Brazil’s seven-day average of coronavirus-related deaths has passed under the 1,000 mark for the first time since January, when a brutal second wave of the pandemic was taking hold of the South American nation.
The country has registered over 19.8 million COVID-19 cases and more than 555,400 deaths since the crisis began, according to data from Johns Hopkins University – the second-highest death toll in the world after the United States.
With 910 additional deaths registered in the last 24 hours, according to the country’s health ministry, Brazil reported an average of 989 daily deaths over the past week. The last time the figure was below 1,000 was on January 20, when it sat at 981.
While COVID-19 deaths and infections have dropped in recent weeks, and the rate of vaccinations has increased, health experts are warning that a new surge could be on the way in part due to the spread of the highly contagious Delta variant.
At the same time, Brazilian President Jair Bolsonaro, a coronavirus sceptic who continues to downplay the seriousness of COVID-19, has faced mounting pressure to account for his handling of the crisis.

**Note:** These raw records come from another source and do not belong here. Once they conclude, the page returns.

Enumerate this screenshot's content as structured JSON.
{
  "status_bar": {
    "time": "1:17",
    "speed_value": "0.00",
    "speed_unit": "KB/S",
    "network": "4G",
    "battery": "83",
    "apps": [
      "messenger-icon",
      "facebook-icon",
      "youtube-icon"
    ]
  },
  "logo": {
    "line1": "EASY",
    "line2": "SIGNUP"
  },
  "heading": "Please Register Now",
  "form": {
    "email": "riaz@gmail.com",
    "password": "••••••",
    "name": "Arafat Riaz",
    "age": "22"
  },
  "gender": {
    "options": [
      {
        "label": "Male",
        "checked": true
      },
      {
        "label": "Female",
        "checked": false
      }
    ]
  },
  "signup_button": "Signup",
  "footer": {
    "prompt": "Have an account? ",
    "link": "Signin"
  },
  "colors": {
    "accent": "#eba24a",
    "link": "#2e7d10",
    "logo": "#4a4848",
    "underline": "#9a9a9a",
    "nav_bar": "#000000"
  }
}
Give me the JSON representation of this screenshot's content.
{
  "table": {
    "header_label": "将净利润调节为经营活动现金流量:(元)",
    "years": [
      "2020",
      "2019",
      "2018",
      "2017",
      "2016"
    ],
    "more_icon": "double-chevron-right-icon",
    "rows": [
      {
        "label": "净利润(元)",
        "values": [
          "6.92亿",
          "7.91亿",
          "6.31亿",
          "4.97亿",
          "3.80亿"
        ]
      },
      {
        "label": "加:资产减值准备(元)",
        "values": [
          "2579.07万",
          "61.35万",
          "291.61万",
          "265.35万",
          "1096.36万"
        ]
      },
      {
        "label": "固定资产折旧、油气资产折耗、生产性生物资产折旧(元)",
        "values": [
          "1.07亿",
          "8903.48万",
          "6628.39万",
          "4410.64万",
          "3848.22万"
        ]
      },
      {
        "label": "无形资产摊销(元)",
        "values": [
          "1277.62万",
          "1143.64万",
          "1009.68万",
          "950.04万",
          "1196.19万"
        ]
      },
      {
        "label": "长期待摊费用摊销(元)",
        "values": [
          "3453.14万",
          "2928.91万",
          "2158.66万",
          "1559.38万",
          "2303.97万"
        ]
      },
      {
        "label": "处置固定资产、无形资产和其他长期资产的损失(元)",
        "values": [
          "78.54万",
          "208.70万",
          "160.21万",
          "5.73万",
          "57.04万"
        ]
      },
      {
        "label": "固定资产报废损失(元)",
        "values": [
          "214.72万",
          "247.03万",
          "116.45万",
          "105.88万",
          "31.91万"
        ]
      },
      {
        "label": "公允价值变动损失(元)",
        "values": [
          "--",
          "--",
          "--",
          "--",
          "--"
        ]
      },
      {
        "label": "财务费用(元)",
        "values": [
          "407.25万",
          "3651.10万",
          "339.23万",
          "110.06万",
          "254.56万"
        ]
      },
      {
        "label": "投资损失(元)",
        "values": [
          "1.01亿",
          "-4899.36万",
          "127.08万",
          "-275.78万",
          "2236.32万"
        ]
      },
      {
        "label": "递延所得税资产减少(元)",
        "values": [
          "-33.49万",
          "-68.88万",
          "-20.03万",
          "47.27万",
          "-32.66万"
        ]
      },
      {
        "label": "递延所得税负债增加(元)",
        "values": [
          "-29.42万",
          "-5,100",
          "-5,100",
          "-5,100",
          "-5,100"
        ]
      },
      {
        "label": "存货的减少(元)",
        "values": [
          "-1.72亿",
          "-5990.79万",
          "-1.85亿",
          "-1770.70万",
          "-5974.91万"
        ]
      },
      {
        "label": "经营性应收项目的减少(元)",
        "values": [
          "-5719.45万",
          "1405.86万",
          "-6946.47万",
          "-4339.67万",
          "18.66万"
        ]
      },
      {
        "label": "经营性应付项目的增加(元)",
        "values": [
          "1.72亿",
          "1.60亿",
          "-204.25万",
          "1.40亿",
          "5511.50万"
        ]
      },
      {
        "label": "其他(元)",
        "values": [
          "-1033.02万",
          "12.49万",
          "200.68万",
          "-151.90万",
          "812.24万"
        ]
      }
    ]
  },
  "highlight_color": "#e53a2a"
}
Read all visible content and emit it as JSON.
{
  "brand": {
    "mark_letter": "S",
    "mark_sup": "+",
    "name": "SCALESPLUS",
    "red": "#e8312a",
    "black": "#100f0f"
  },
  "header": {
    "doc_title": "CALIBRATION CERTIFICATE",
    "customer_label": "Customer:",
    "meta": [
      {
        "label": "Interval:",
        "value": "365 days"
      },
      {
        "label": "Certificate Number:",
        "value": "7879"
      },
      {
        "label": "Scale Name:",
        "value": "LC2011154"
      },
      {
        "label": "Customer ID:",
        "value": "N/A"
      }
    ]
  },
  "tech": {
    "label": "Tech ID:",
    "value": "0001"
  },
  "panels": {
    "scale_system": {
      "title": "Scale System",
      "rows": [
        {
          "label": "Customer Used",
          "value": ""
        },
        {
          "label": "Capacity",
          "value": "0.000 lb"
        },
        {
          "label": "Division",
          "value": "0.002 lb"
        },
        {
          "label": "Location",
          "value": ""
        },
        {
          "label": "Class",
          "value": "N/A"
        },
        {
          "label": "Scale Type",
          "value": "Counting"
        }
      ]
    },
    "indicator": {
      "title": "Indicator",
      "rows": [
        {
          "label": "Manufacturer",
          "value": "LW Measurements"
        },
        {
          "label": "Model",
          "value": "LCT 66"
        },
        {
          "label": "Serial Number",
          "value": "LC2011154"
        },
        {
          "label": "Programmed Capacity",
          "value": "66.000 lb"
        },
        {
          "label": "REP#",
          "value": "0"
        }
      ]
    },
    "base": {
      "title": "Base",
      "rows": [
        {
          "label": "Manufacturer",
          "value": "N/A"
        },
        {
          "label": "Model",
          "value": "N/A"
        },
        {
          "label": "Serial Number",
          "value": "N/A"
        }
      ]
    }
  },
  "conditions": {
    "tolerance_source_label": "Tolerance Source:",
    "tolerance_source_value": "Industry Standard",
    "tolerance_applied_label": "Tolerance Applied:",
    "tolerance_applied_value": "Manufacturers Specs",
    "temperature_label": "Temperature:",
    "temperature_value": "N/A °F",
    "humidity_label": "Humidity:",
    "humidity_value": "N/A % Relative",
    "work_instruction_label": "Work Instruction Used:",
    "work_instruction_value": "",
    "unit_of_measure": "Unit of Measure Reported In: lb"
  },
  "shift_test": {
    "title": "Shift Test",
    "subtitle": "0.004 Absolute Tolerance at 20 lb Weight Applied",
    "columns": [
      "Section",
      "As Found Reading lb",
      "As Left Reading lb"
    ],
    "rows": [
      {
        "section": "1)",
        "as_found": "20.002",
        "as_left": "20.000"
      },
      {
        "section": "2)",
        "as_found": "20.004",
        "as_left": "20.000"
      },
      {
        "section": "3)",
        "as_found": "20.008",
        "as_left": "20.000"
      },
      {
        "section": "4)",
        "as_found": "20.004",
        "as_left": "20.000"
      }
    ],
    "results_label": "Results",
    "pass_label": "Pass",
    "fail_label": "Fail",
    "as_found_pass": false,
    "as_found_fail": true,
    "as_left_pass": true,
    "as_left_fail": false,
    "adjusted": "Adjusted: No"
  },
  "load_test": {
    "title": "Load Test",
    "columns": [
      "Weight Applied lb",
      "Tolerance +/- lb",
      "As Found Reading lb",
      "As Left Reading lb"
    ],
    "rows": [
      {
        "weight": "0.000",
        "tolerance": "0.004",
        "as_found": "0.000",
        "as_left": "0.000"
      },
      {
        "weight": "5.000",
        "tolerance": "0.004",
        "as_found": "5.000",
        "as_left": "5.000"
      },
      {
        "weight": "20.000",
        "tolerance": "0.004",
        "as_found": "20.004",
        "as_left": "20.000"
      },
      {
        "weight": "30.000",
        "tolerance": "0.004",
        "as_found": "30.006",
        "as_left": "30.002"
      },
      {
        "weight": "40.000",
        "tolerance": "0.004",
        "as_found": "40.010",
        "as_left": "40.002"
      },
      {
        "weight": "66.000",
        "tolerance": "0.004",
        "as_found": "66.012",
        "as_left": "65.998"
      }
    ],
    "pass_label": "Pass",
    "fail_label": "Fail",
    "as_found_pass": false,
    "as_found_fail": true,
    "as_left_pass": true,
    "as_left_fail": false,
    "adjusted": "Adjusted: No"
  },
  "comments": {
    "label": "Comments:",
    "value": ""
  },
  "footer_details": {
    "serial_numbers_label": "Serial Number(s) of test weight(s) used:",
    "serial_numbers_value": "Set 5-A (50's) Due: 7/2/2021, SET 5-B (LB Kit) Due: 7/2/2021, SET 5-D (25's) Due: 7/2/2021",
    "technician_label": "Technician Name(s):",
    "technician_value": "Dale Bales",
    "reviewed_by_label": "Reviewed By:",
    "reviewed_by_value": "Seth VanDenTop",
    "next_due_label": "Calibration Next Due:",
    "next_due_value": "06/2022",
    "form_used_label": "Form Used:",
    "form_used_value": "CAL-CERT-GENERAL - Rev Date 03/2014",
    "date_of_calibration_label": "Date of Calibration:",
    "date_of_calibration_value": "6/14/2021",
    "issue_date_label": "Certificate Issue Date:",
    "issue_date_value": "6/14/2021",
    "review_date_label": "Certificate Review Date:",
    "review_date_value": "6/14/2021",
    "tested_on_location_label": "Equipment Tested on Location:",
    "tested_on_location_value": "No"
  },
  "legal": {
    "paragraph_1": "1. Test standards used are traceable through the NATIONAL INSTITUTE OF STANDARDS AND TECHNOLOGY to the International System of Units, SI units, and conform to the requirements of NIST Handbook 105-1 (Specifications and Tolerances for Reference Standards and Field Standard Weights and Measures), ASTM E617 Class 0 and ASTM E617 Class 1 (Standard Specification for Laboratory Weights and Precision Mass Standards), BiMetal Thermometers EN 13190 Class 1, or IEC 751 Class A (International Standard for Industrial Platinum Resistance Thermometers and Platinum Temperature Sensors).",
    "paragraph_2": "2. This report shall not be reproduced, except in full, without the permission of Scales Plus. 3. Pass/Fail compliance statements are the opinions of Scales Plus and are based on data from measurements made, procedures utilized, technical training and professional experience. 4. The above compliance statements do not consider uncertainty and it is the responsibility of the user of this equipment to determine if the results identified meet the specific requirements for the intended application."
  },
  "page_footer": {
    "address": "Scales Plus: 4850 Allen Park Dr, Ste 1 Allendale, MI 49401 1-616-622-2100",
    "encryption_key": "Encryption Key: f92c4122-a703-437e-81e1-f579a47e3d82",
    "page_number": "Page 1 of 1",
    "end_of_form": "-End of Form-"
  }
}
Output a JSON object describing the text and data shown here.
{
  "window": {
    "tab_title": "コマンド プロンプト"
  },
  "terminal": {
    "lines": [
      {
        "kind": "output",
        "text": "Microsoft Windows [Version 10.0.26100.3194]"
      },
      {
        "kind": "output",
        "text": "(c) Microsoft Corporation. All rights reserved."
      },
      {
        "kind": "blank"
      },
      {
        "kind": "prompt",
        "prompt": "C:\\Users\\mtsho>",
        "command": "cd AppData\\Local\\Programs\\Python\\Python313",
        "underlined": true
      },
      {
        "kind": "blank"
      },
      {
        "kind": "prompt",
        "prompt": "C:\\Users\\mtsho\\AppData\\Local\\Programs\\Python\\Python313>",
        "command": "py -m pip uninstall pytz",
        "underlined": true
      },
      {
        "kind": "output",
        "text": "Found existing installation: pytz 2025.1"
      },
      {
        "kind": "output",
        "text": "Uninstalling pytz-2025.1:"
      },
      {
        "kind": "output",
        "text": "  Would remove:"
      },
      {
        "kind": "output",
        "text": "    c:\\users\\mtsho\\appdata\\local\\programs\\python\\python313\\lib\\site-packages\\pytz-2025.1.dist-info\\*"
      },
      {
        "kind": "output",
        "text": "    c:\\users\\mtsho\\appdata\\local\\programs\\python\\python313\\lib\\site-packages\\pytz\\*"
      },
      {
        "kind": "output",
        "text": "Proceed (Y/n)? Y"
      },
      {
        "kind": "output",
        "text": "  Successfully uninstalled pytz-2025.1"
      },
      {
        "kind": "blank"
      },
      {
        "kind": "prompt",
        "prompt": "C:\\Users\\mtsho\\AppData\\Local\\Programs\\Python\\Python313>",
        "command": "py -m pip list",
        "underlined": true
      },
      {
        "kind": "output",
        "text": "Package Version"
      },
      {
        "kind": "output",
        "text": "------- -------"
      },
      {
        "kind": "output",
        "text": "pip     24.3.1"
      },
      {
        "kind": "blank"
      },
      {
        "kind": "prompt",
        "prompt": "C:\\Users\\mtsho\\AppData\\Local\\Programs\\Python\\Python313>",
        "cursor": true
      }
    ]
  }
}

Thousands protested in several cities across the country this month to demand the far-right leader’s impeachment – a move that has the support of a majority of Brazilians, according to a recent poll.
A Senate commission in April launched an investigation into how Bolsonaro tackled the coronavirus, including whether his government politicised the pandemic and whether it showed negligence in its efforts to purchase COVID-19 vaccines.
Since then, Bolsonaro has been accused of failing to act on alleged irregularities in a procurement of vaccines from India. He also faces allegations that he was involved in a scheme to skim his aides’ salaries when he served as a federal deputy.
The president has denied all the accusations.
Meanwhile, after a slow and chaotic start to its coronavirus vaccine rollout, Brazil has increased the pace of inoculations, registering more than 1 million jabs per day since June.
To date, more than 100 million people have received at least one dose, while 40 million are considered fully vaccinated.